#### SOURCE DATA:
- - - - - - -
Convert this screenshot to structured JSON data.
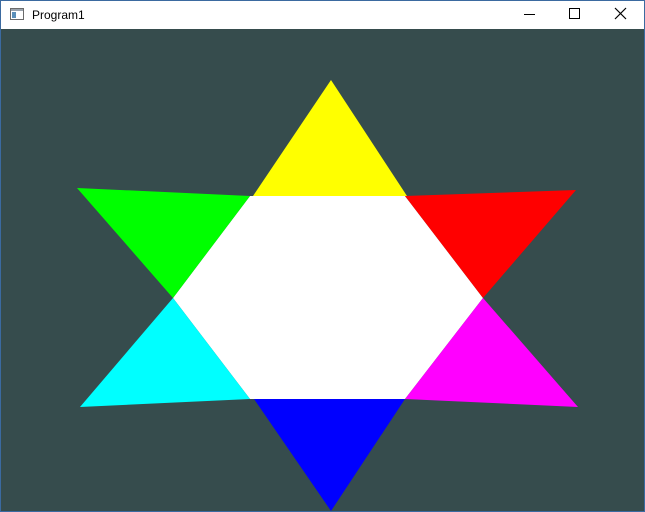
{
  "window": {
    "title": "Program1",
    "background_color": "#364c4d",
    "icons": {
      "app": "application-icon",
      "minimize": "minimize-icon",
      "maximize": "maximize-icon",
      "close": "close-icon"
    }
  },
  "scene": {
    "center_color": "#ffffff",
    "triangle_colors": {
      "top": "#ffff00",
      "upper_right": "#ff0000",
      "lower_right": "#ff00ff",
      "bottom": "#0000ff",
      "lower_left": "#00ffff",
      "upper_left": "#00ff00"
    }
  }
}
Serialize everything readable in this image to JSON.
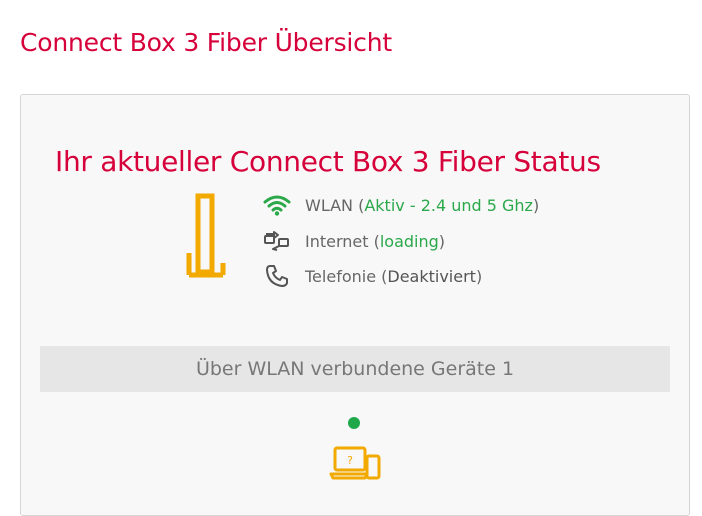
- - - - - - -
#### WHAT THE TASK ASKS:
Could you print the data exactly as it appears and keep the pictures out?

#### ANSWER SPACE:
Convert this screenshot to structured JSON data.
{
  "window": {
    "title": "Program1",
    "background_color": "#364c4d",
    "icons": {
      "app": "application-icon",
      "minimize": "minimize-icon",
      "maximize": "maximize-icon",
      "close": "close-icon"
    }
  },
  "scene": {
    "center_color": "#ffffff",
    "triangle_colors": {
      "top": "#ffff00",
      "upper_right": "#ff0000",
      "lower_right": "#ff00ff",
      "bottom": "#0000ff",
      "lower_left": "#00ffff",
      "upper_left": "#00ff00"
    }
  }
}
Serialize everything readable in this image to JSON.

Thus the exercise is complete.